Is it me?
Today, I asked my Facebook friends to help me get a handle on whether I could trust the gut feeling I had that someone was lying to me. The thread ended up amusing me a lot more than I’d expected, but there was also something non-trivially healing about hearing a chorus of voices come back to me confirming that I wasn’t imagining things.
I’ll spare you the “he said she said” detail of the event; suffice to say I was messaging with a dear friend and in one of her messages she used one particular phrase, and when I read it I experienced a strong ripple of unpleasant surprise and anxiety. The tone I read into it was hostility. I went back to her to say that I wasn’t expecting her to be angry, and the reply came “I’m not angry at all”.
Lying and attachment trauma
Once upon a time, this would have felt very complicated and confusing, and I would have experienced strong anxiety, powerlessness, and impotent anger.
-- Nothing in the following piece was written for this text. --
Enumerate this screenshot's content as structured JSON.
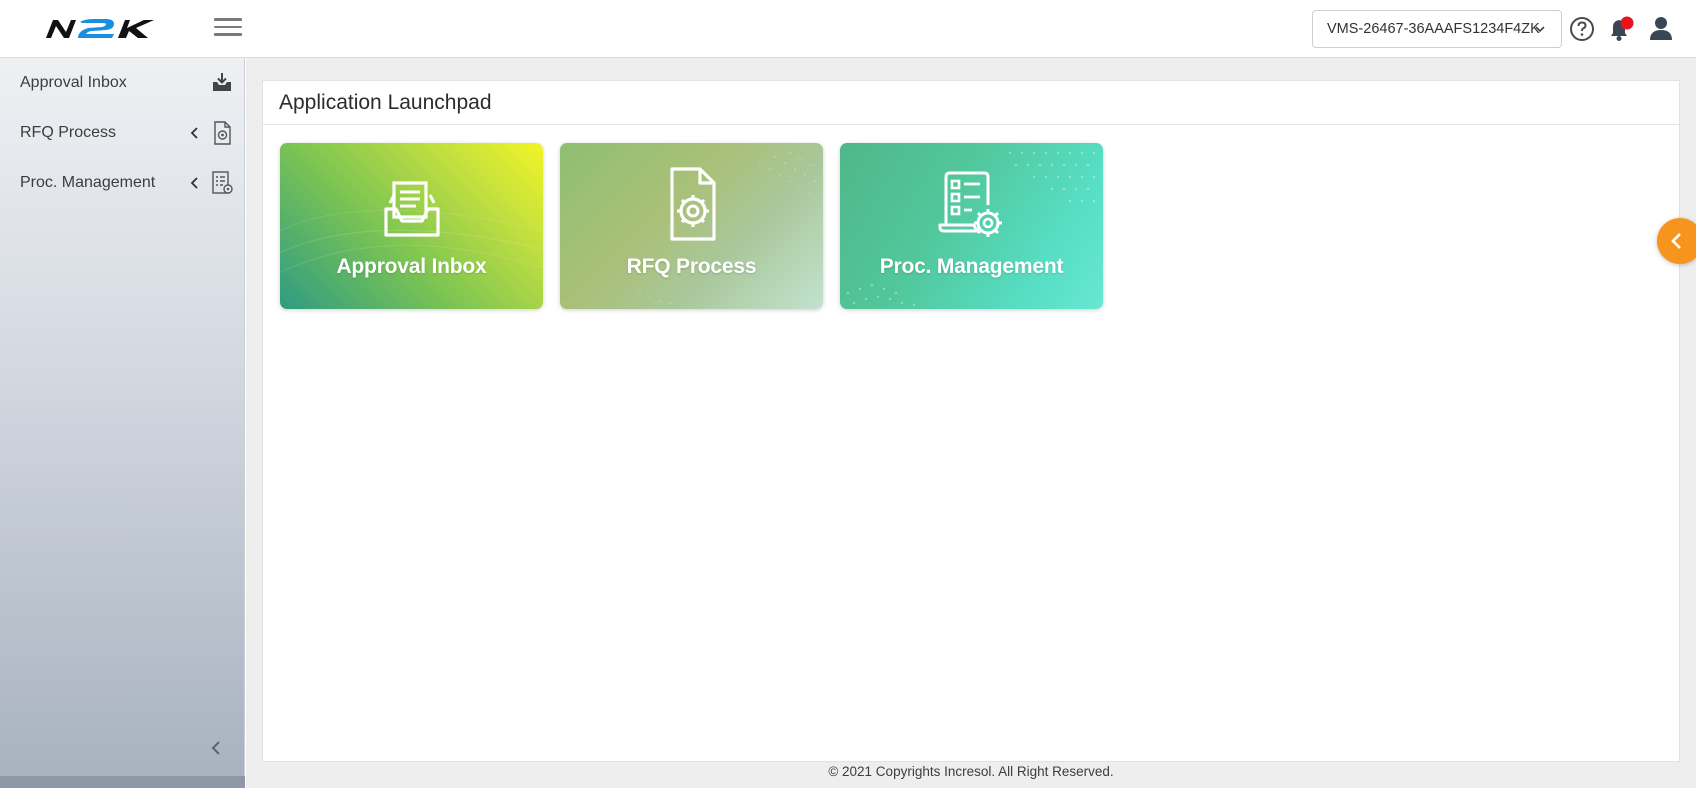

Like many attachment-traumatised people, it’s a really familiar experience for me to be highly disturbed when what my gut is telling me is directly contradicted by what a loved one tells me.
Fragmentation into “parts”
I can almost feel the psychic fragmentation happening as parts of me separate themselves out – the part who knows what she knows and has appropriate feelings about it, the part who needs to please and appease, the part who wants to be open-minded and willing to be wrong, similar to the part who knows she can sometimes see and feel things that aren’t there (anymore). Until relatively recently, the Pleaser Appeaser would win.
Today I got the best out of the online community, and posted the phrase sent to me and asked for an assessment of the writer’s probable mood. I can’t repeat most of the replies, so let’s just say that there was a pretty clear consensus that the phrase read as an angry one.
And of course, my friend may have been angry but entirely unaware of it. Or genuinely not angry and the tone was not the one intended. Of course.
Lying to children
Nevertheless, I’ve been reflecting on and off all day, about the damage done by lying. I don’t really mean my friend’s possible lie. I’m thinking more about the kinds of attachment ruptures to do with the sensing and denial of truth when we’re younger and when the person lying is also the person we depend on, the one we love, the one who knows better.
And not that it feels like it at the time, but I’ve come to see the dilemma of the child in that moment as the dilemma of a child having to choose between two relationships: the relationship with their caregiver and the relationship with themselves.
“If I believe you, that means my sense of the truth must have been wrong; ergo, I can’t trust myself” (and eventually “I will no longer listen to myself/I will no longer even HEAR myself”).
The worst damage of lying to a child – who is an acutely sensitive little radar for the subtleties of mood – is not that you might damage the trust between you and them. It’s not even that you damage their ability to trust others now and in the future. The secret damage of lying to a child is that you damage their relationship with their own gut knowing of reality; you actually interrupt their ability to know themselves, and the world, and you leave them prey not only to intense confusion, especially interpersonal confusion but also unable to sufficiently police their own boundaries and ensure their own emotional safety because the detection of behavioural red-flags is usually overridden; like a smoke-alarm that we’ve so long assumed was malfunctioning that we don’t leave the building when it’s on fire.
These children often grow up into adults dissociated from their physical bodies, regularly unaware of, or unhealthily capable of enduring or ignoring physical pain, confused about who they “really” are, what they really think, or even LIKE. Any internal information about the state of the organism is treated with mistrust and disbelief or just simply never consciously received.
And the worst damage of lying to an adult who was an attachment-traumatised child is that you reintroduce the self-doubt and confusion that most of them have worked so hard to uninstall.
Whilst today’s experience was a relatively trivial one, it reminded me of the preciousness of honesty about the big things and the small, and especially about subtle perceptions of mood that are so easy to deny because we have no direct access to the other person’s subjective experience. The relationships I’ve come to treasure are relationships with people who, when I check whether my sense of their mood is accurate, will tell me the truth no matter how inconvenient or awkward it is.
A few years ago, a client told me she thought I was angry with her in a particular moment in a previous session. We explored the experience from lots of different angles, but before the end of the session, I realised it was essential that I tell her the truth, because I had been angry at that moment.
Reconnecting to ourselves
I don’t think it’s enough to stop at the (always rich) explorations of “and what was that like for you?”, “and what if I said I had been…?”, “and what if I said I wasn’t….?”, and “and is that a familiar experience to you?”. We have a window of opportunity to assist our clients to reforge the relationship between them and themselves, to discover they are trust-worthy to themselves. I think these moments call for the highest ethical standards of congruence, authenticity and judicious self-disclosure.
Poetically put, and paraphrasing Khaled Hosseini, I’ve believed for a long time that lying is stealing a person’s access to reality; but these days I’ve also realised that it risks vandalising their relationship with themselves.